Your task is to copy every line of the records below that contains "JSON".

Material for the task Start Marker

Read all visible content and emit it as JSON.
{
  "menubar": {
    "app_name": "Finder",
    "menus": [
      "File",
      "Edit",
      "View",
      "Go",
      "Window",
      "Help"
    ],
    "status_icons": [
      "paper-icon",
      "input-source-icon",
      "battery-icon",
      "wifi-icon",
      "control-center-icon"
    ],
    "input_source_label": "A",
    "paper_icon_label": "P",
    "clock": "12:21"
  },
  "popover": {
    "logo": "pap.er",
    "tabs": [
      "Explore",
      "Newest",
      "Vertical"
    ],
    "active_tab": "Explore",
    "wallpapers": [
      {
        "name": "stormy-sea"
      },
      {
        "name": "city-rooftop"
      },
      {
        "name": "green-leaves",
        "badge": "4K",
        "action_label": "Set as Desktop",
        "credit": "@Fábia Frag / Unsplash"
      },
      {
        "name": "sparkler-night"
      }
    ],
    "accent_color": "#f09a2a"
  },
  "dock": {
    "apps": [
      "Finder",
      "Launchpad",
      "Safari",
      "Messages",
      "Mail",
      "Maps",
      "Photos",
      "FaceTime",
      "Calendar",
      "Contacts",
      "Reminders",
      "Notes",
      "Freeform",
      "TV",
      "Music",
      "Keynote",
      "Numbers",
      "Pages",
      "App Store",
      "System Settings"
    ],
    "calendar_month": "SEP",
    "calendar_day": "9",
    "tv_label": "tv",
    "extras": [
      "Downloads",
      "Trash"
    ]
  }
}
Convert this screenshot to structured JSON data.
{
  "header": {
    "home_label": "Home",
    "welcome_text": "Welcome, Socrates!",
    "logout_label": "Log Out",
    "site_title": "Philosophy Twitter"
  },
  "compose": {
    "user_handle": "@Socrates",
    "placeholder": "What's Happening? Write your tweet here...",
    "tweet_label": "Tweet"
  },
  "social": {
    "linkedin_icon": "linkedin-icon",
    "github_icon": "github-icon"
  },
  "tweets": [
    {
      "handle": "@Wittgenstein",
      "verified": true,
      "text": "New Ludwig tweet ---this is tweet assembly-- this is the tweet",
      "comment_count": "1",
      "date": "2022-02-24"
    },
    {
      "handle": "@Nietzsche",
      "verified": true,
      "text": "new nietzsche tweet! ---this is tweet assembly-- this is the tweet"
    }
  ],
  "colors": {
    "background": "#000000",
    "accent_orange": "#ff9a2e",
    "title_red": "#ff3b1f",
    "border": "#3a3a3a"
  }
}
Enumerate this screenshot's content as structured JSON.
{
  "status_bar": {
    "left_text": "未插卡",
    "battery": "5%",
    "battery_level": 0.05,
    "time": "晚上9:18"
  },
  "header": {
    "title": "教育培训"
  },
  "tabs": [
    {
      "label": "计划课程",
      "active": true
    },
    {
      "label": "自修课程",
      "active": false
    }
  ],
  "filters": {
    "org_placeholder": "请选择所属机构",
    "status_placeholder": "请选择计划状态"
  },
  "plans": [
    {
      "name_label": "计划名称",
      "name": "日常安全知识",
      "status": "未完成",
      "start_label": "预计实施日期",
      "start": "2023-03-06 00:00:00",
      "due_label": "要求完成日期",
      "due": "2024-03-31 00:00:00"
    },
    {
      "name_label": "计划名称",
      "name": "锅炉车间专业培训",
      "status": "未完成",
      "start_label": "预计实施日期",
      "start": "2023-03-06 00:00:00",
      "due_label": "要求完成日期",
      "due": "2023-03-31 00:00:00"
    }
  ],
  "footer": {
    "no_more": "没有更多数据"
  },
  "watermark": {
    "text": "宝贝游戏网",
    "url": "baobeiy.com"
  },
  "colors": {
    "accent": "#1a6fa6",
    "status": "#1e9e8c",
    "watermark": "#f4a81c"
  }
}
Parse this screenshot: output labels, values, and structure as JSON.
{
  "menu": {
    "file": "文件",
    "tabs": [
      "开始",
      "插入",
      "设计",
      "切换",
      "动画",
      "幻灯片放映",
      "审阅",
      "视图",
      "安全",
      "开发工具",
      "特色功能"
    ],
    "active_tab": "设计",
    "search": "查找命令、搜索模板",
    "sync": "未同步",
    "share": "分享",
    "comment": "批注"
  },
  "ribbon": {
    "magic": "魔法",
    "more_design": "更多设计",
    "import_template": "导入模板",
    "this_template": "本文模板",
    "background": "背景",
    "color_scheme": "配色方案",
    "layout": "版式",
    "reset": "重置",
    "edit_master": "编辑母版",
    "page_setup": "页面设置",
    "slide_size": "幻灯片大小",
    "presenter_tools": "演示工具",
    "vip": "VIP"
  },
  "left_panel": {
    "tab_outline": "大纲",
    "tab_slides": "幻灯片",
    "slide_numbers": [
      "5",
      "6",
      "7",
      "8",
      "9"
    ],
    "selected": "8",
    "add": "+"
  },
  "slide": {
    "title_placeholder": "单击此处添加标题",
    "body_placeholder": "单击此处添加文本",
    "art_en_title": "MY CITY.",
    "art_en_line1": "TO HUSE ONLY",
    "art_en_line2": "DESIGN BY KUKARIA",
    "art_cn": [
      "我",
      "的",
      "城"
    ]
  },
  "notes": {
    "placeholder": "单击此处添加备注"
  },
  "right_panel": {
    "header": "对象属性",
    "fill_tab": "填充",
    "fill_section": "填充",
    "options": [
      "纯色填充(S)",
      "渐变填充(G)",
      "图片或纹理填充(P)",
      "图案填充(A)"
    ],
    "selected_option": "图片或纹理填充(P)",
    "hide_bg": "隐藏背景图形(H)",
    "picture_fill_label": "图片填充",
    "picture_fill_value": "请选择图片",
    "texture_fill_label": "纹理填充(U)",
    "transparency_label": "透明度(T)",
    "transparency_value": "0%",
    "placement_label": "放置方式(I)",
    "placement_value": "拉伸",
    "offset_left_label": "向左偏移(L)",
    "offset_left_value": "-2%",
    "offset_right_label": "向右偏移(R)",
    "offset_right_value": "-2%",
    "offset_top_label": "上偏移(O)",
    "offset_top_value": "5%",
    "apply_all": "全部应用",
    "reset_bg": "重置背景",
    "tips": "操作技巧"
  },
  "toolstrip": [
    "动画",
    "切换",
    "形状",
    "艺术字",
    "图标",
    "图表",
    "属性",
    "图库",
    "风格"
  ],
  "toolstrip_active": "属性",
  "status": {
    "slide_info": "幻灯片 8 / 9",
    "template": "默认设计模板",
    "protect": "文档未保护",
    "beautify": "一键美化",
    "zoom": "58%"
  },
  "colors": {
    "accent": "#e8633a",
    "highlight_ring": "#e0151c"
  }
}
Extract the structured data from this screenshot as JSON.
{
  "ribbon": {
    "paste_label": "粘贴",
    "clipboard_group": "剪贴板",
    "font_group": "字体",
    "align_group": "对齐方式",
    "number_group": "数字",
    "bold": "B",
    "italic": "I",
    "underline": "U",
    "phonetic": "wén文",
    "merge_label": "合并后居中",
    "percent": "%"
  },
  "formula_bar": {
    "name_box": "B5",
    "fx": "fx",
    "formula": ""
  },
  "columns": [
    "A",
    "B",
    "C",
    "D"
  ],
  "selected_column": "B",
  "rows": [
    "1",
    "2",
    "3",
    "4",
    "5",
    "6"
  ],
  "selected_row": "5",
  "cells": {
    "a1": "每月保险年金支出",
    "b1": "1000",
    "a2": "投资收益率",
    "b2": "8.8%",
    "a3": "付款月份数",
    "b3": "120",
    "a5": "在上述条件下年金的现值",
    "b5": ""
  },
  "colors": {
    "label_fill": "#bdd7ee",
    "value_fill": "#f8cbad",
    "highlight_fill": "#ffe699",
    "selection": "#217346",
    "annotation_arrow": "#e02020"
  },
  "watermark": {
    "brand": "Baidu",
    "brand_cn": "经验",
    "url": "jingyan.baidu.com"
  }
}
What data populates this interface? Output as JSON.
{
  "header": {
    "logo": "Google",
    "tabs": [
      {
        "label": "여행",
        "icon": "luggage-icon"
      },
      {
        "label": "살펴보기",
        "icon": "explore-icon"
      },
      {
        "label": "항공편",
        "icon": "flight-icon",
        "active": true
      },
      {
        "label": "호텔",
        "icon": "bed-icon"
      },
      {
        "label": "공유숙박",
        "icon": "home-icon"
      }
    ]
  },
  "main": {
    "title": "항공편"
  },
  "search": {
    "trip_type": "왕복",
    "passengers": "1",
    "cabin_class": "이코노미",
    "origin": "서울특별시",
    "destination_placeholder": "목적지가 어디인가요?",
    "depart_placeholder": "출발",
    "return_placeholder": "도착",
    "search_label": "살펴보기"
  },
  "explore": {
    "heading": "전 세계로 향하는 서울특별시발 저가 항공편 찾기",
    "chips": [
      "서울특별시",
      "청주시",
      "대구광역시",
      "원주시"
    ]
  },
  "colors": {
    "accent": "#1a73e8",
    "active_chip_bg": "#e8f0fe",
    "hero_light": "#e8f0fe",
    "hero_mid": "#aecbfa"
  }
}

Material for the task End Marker

> Solution for this task
Read all visible content and emit it as JSON.
Convert this screenshot to structured JSON data.
Enumerate this screenshot's content as structured JSON.
Parse this screenshot: output labels, values, and structure as JSON.
Extract the structured data from this screenshot as JSON.
What data populates this interface? Output as JSON.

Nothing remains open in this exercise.